▶ [Prompt]: Search the records below for the word "JSON". Pull out each line that has it.
━━━━━━━━━━
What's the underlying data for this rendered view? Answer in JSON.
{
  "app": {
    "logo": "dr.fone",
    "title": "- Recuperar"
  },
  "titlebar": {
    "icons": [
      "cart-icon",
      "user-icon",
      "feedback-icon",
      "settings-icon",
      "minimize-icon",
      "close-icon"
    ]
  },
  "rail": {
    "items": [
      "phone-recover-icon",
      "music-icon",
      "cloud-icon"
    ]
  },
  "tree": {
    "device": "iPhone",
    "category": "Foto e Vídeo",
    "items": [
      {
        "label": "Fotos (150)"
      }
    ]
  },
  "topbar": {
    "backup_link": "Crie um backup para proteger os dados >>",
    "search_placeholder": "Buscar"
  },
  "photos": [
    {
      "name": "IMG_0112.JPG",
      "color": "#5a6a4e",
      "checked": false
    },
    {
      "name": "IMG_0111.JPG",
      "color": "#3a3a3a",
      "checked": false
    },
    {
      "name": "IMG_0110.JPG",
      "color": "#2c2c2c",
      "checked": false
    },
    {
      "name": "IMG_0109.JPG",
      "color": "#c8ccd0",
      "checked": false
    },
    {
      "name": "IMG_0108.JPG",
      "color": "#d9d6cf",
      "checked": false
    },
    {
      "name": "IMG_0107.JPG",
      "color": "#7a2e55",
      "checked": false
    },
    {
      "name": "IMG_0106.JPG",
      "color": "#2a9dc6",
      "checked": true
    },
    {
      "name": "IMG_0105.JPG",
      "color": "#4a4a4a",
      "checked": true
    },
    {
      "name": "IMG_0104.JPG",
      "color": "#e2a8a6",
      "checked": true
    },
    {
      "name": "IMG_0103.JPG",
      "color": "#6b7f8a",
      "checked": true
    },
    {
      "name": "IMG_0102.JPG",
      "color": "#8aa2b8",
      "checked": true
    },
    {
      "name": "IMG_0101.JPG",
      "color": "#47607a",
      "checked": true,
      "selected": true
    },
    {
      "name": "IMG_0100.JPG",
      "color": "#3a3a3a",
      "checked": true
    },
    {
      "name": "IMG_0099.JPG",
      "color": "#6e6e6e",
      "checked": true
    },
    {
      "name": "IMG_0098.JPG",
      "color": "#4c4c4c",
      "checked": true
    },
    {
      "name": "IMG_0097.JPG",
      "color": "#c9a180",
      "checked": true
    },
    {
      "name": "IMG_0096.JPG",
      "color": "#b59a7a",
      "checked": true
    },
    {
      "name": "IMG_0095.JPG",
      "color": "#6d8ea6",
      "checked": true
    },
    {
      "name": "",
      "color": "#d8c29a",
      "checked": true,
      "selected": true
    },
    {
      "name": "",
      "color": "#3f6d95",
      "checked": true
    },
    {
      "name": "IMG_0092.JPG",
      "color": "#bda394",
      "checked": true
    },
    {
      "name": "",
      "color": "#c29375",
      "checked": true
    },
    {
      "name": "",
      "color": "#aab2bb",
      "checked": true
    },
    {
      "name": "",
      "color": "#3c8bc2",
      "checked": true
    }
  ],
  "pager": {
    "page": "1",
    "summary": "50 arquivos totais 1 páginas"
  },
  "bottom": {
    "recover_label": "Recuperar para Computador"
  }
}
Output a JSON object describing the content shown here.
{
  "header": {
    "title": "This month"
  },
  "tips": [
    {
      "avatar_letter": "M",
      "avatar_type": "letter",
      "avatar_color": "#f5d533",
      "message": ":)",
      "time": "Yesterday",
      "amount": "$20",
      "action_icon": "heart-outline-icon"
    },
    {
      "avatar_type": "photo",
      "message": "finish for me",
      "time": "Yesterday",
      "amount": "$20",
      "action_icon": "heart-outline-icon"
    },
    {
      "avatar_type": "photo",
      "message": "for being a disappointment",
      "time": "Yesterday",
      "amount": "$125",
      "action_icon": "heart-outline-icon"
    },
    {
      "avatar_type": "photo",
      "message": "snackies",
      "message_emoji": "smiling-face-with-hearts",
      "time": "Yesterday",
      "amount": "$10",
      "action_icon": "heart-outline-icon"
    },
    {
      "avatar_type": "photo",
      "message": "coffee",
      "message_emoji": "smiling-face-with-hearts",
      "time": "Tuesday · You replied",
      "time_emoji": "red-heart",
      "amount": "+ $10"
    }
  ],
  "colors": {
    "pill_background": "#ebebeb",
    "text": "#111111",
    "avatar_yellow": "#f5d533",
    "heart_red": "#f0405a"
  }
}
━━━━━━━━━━
▶ [Solution to this task]:
What's the underlying data for this rendered view? Answer in JSON.
Output a JSON object describing the content shown here.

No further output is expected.